Next a trip to the 99¢ Store to pick up 4 or 5 pairs of reading glasses of different strengths. I went for 1.75 and up. Wear two or more pair. You’ll see they let you see up close and magnify things.
You want the screen to be sharp at a distance of 2 to 3 inches (5 to 8cm). Switch out glasses until you find your combination that works best.
I can hold my phone using my fingers with my thumbs on my head. I can get the 3D image into my brain. You’ll immediately see why the Durovis or Altgaze head sets are needed. But, you can see 3D.
Obviously this is ONLY for trying things out for a few seconds to a couple of minutes. Be warned you will look ridiculous. So, be sure the webcam is off.
These cheap DIY ideas will give one a decent idea of what Rift-like-3D will be. But, and this is a BIG BUT… they do not provide the immersive quality of the true Rift devices that use barrel distortion for the display images. Not those I tried.
If you get one of these lash ups working, you will notice distortion in the image, at least I did. Your eye is dealing with a flat image and trying to make you brain accept it as 3D. It is somewhat like having a flat world map. Greenland looks to be bigger than the USA, it isn’t. It is a distortion in how the map is made by projecting a sphere on to a flat surface. The barrel distortion compensates for this aspect of our vision and corrects the game images so ‘Greenland’ is the right size.
If a game is made for the Rift it will have the barrel distortion software built in. So, this DIY stuff should approach Rift-like immersion.
The true benefit of the Rift is its immersive quality. We don’t have that for most games that we can use this DIY tech with. So, we save money but lose much of the immersive nature that people are raving about.
The Rift is said to have much better tech than than these DIY kits can provide. They are doing magic to get lag and blur down so the subconscious indicators our brain senses don’t give us simulator sickness. the DIY kits will be laggy and often blur
I warn you so you won’t be disappointed or think the Rift probably isn’t that immersive or that this is a true Rift experience. It isn’t. But, it is a good cheap imitation.
The aspheric lenses needed are basic reading glasses lenses, magnifying lenses. The problem I see with the reading glass lenses is the shape. They are definitely usable. But, there are other cheap sources of lenses. Try these:

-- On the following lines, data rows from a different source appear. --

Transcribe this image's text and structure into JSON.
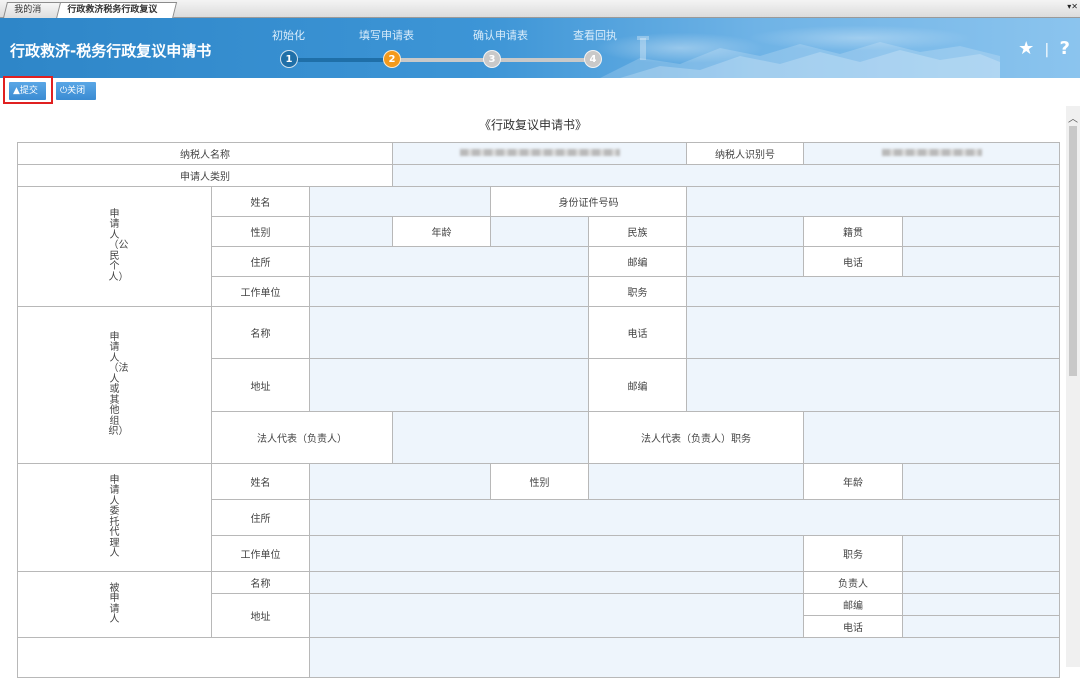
{
  "tabs": [
    {
      "label": "我的消息"
    },
    {
      "label": "行政救济税务行政复议申请书"
    }
  ],
  "banner": {
    "title": "行政救济-税务行政复议申请书",
    "steps": [
      {
        "label": "初始化",
        "num": "1"
      },
      {
        "label": "填写申请表",
        "num": "2"
      },
      {
        "label": "确认申请表",
        "num": "3"
      },
      {
        "label": "查看回执",
        "num": "4"
      }
    ],
    "star_glyph": "★",
    "sep": "|",
    "help_glyph": "?"
  },
  "toolbar": {
    "submit": "提交",
    "close": "关闭"
  },
  "form": {
    "title": "《行政复议申请书》",
    "taxpayer_name": "纳税人名称",
    "taxpayer_id": "纳税人识别号",
    "applicant_type": "申请人类别",
    "group_citizen": "申请人（公民个人）",
    "group_legal": "申请人（法人或其他组织）",
    "group_agent": "申请人委托代理人",
    "group_respondent": "被申请人",
    "name": "姓名",
    "id_no": "身份证件号码",
    "gender": "性别",
    "age": "年龄",
    "ethnicity": "民族",
    "native_place": "籍贯",
    "residence": "住所",
    "postcode": "邮编",
    "phone": "电话",
    "employer": "工作单位",
    "position": "职务",
    "org_name": "名称",
    "address": "地址",
    "legal_rep": "法人代表（负责人）",
    "legal_rep_position": "法人代表（负责人）职务",
    "person_in_charge": "负责人"
  },
  "colors": {
    "step_done": "#1f6fa8",
    "step_active": "#f39a1d",
    "step_pending": "#c9c9c9",
    "field_bg": "#eef5fc",
    "button": "#3a8bd2",
    "highlight": "#e02020"
  }
}
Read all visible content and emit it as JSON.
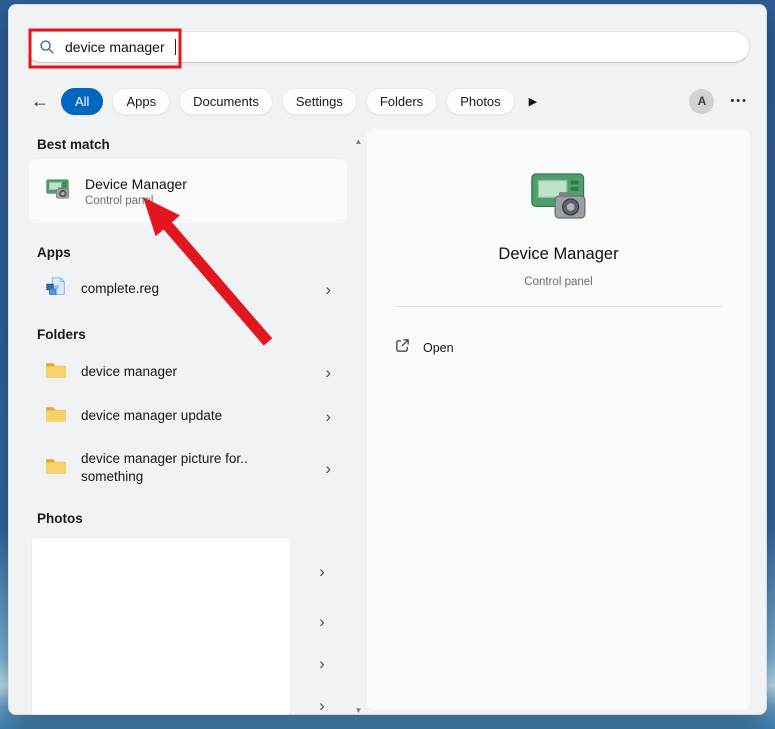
{
  "search": {
    "value": "device manager"
  },
  "tabs": {
    "items": [
      {
        "label": "All",
        "active": true
      },
      {
        "label": "Apps"
      },
      {
        "label": "Documents"
      },
      {
        "label": "Settings"
      },
      {
        "label": "Folders"
      },
      {
        "label": "Photos"
      }
    ]
  },
  "account": {
    "initial": "A"
  },
  "results": {
    "best_match": {
      "header": "Best match",
      "title": "Device Manager",
      "subtitle": "Control panel"
    },
    "apps": {
      "header": "Apps",
      "items": [
        {
          "label": "complete.reg"
        }
      ]
    },
    "folders": {
      "header": "Folders",
      "items": [
        {
          "label": "device manager"
        },
        {
          "label": "device manager update"
        },
        {
          "label": "device manager picture for.. something"
        }
      ]
    },
    "photos": {
      "header": "Photos"
    }
  },
  "preview": {
    "title": "Device Manager",
    "subtitle": "Control panel",
    "open_label": "Open"
  },
  "icons": {
    "chevron": "›",
    "back_arrow": "←",
    "more_tabs": "▶",
    "ellipsis": "•••",
    "scroll_up": "▲",
    "scroll_down": "▼"
  },
  "colors": {
    "accent": "#0067c0",
    "annotation_red": "#e1161f"
  }
}
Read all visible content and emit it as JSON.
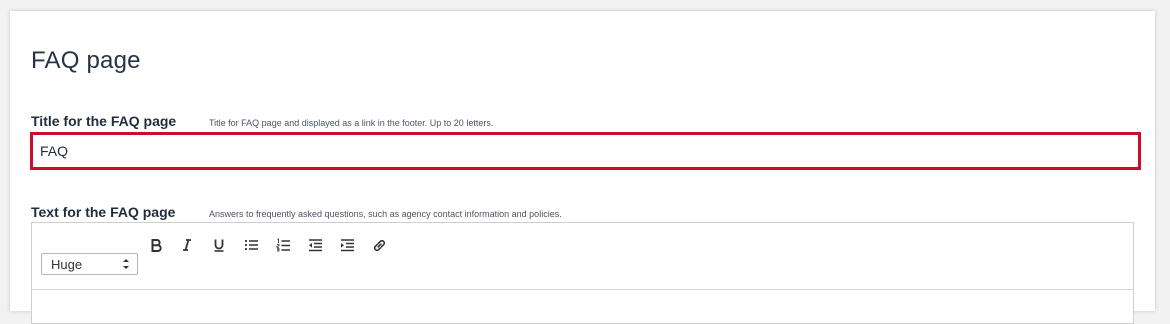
{
  "page": {
    "title": "FAQ page"
  },
  "faq_title_field": {
    "label": "Title for the FAQ page",
    "help": "Title for FAQ page and displayed as a link in the footer. Up to 20 letters.",
    "value": "FAQ",
    "border_color": "#c8102e"
  },
  "faq_text_field": {
    "label": "Text for the FAQ page",
    "help": "Answers to frequently asked questions, such as agency contact information and policies.",
    "toolbar": {
      "size_select": {
        "selected": "Huge"
      },
      "buttons": [
        {
          "name": "bold",
          "icon": "bold-icon"
        },
        {
          "name": "italic",
          "icon": "italic-icon"
        },
        {
          "name": "underline",
          "icon": "underline-icon"
        },
        {
          "name": "bullet-list",
          "icon": "bullet-list-icon"
        },
        {
          "name": "numbered-list",
          "icon": "numbered-list-icon"
        },
        {
          "name": "outdent",
          "icon": "outdent-icon"
        },
        {
          "name": "indent",
          "icon": "indent-icon"
        },
        {
          "name": "link",
          "icon": "link-icon"
        }
      ]
    }
  }
}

eBay – of course, but you will have to do some search refinement to find just lenses. But, various cheap things can be taken apart of the lenses. Old cheap binoculars will work as pointed out somewhere in the info above.
Edmund’s Scientific – My dad used to buy us stuff from here. They have great things for kids to learn from.
Edmund’s Optics – This is a different site I did not know about. They have put a lot of optical stuff here. These are apparently much higher quality lenses.
Glue Guns and Sticks are cheap on eBay. A good set can be purchased for US$8. That is about half the retail cost, but there is often shipping charge at that price. Mini-guns will work.
If you are into some of the advanced electronics you can get parts at All Electronics. Of course your local Radio Shack has the common stuff needed for most projects.
Mouser Electronics – If you know exactly what you are looking for, I think it is easier to find parts on this site.
eForCity – This site carries the USB adapter you may need. A typical USB to Mini adapter goes for about US$5 plus $5 to $10 shipping and handling.